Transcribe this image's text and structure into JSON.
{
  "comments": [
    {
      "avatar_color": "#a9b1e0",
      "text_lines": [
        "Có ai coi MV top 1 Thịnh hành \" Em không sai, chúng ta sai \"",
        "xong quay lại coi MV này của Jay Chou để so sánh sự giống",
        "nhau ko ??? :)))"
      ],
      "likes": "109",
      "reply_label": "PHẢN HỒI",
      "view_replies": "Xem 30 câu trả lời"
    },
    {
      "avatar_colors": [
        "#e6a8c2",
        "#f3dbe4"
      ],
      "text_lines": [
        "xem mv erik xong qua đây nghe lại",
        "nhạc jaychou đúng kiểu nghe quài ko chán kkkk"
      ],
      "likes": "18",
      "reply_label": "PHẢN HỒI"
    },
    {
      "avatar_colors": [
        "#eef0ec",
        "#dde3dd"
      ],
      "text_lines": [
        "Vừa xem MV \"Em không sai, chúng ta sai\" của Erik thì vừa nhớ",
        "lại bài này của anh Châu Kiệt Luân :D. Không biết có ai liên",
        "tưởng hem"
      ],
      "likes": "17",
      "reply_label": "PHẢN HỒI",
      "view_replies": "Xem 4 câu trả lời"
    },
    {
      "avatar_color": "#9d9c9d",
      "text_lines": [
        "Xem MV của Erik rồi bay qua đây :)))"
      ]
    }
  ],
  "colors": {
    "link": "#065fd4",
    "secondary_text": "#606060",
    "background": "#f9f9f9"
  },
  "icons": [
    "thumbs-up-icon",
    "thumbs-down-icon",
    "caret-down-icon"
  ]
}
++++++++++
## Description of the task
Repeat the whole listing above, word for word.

## Solution to this exercise
Transcribe this image's text and structure into JSON.
{
  "comments": [
    {
      "avatar_color": "#a9b1e0",
      "text_lines": [
        "Có ai coi MV top 1 Thịnh hành \" Em không sai, chúng ta sai \"",
        "xong quay lại coi MV này của Jay Chou để so sánh sự giống",
        "nhau ko ??? :)))"
      ],
      "likes": "109",
      "reply_label": "PHẢN HỒI",
      "view_replies": "Xem 30 câu trả lời"
    },
    {
      "avatar_colors": [
        "#e6a8c2",
        "#f3dbe4"
      ],
      "text_lines": [
        "xem mv erik xong qua đây nghe lại",
        "nhạc jaychou đúng kiểu nghe quài ko chán kkkk"
      ],
      "likes": "18",
      "reply_label": "PHẢN HỒI"
    },
    {
      "avatar_colors": [
        "#eef0ec",
        "#dde3dd"
      ],
      "text_lines": [
        "Vừa xem MV \"Em không sai, chúng ta sai\" của Erik thì vừa nhớ",
        "lại bài này của anh Châu Kiệt Luân :D. Không biết có ai liên",
        "tưởng hem"
      ],
      "likes": "17",
      "reply_label": "PHẢN HỒI",
      "view_replies": "Xem 4 câu trả lời"
    },
    {
      "avatar_color": "#9d9c9d",
      "text_lines": [
        "Xem MV của Erik rồi bay qua đây :)))"
      ]
    }
  ],
  "colors": {
    "link": "#065fd4",
    "secondary_text": "#606060",
    "background": "#f9f9f9"
  },
  "icons": [
    "thumbs-up-icon",
    "thumbs-down-icon",
    "caret-down-icon"
  ]
}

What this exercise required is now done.